Settesoli 2018 Nero d'Avola, Sicilia DOC, Italy ($11.99) — It has loads of juicy red fruit and spice, and is priced to buy by the case. Rating: 91.
Tercius 2018 Tejo DOC, Portugal ($15.99) — A red blend from Portugal's Tejo district, the 2018 Tercius is lean and muscular, with a vibrant thread of minerality and bright red and black fruit aromas. Rating: 94.
The Dreaming Tree 2018 Cabernet Sauvignon, California ($14.99) — A great buy at the price, this 2018 cab from The Dreaming Tree is juicy and supple, with good freshness, a generous palate and good persistence in the finish. Rating: 91.
Wild Horse 2016 Merlot, Central Coast ($16.99) — Supple and plush on the palate, this vintage of merlot from Wild Horse shows juicy red and black fruits and a touch of wood spice that is attractive without overpowering the fruit. Rating: 93.
William Wright 2018 Chardonnay, Monterey County ($6.99) — Monterey County has long been one of the most prolific areas of California for chardonnay, and for good reason. Chardonnay seems to thrive there, producing some of the most complex bottlings in the state. Even the less expensive chardonnays of Monterey show class. It's rich and layered, showing notes of pear and apple with a touch of wood spice. Rating: 91.
Frei Brothers 2017 Chardonnay, Russian River Valley ($20) — This vintage from Frei Brothers offers up a delicious note of lemon creme along with a hint of toasted brioche and wood spice. It's well balanced and layered, with an impressive finish. Rating: 94.
Follow Robert on Twitter at @wineguru. To find out more about Robert Whitley and read features by other Creators Syndicate writers and cartoonists, visit the Creators Syndicate website at www.creators.com.

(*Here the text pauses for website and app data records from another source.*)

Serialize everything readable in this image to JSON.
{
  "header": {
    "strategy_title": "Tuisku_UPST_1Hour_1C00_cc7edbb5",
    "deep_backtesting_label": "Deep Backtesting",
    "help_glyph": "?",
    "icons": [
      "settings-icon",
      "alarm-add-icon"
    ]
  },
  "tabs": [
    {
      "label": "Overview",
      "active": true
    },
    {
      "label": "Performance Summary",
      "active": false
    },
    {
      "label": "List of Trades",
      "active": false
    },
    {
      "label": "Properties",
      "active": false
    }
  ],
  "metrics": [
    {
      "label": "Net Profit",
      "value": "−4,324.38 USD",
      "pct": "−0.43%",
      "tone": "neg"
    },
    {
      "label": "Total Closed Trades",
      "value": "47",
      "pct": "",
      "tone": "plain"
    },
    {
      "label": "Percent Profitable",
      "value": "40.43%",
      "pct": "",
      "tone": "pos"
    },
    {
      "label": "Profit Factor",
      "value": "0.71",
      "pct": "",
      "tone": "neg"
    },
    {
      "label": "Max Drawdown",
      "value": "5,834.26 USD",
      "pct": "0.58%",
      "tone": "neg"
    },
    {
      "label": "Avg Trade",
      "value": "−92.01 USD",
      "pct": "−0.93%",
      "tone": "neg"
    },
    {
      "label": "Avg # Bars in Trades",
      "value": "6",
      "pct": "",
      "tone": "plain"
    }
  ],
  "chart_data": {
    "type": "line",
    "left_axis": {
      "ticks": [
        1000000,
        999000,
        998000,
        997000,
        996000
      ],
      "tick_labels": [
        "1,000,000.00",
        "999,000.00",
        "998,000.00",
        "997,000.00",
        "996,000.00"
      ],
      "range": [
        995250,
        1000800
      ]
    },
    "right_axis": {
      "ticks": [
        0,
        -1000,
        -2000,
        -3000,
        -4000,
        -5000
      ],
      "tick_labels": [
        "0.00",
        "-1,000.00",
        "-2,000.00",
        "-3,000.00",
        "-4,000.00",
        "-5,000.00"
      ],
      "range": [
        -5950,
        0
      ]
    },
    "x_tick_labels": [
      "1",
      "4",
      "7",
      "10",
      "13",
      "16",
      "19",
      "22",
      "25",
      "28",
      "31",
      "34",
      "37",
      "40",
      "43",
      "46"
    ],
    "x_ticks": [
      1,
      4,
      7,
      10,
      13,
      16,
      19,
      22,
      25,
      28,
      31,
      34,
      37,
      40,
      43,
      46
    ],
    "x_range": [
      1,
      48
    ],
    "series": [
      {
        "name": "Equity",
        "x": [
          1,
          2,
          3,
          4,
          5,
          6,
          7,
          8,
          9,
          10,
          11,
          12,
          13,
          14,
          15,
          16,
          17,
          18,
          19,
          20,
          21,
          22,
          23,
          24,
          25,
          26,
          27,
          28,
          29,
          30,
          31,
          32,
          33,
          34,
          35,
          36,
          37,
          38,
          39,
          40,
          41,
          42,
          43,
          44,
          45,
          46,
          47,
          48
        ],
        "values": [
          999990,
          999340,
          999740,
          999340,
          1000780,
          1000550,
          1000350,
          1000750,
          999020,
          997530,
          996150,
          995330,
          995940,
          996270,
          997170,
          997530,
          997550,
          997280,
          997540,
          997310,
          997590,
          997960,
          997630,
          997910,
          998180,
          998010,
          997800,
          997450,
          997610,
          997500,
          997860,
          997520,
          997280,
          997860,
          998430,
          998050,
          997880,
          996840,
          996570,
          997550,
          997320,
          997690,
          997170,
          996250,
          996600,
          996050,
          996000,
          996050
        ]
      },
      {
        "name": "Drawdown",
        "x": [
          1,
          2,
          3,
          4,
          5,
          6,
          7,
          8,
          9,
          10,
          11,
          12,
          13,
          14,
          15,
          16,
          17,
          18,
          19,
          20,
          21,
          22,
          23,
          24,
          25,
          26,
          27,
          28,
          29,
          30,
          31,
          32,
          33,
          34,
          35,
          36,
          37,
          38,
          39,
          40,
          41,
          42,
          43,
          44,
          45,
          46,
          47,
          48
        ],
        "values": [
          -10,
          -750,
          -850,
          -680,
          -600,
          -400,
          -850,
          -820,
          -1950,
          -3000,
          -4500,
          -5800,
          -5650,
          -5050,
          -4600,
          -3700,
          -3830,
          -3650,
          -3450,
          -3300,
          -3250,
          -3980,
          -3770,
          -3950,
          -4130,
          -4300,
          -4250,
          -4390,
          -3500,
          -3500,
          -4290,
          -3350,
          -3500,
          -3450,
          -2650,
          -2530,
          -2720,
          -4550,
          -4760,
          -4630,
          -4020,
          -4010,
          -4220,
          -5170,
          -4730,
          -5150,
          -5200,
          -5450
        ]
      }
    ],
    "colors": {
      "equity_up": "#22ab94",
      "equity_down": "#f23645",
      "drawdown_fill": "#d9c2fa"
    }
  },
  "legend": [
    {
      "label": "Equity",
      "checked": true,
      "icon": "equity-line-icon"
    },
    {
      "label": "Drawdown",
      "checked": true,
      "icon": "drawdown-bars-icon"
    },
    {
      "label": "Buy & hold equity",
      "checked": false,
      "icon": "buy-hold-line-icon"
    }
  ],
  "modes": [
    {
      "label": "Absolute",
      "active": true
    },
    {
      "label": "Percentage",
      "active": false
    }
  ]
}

Email Robert at [email protected]
Photo credit: edusoft at Pixabay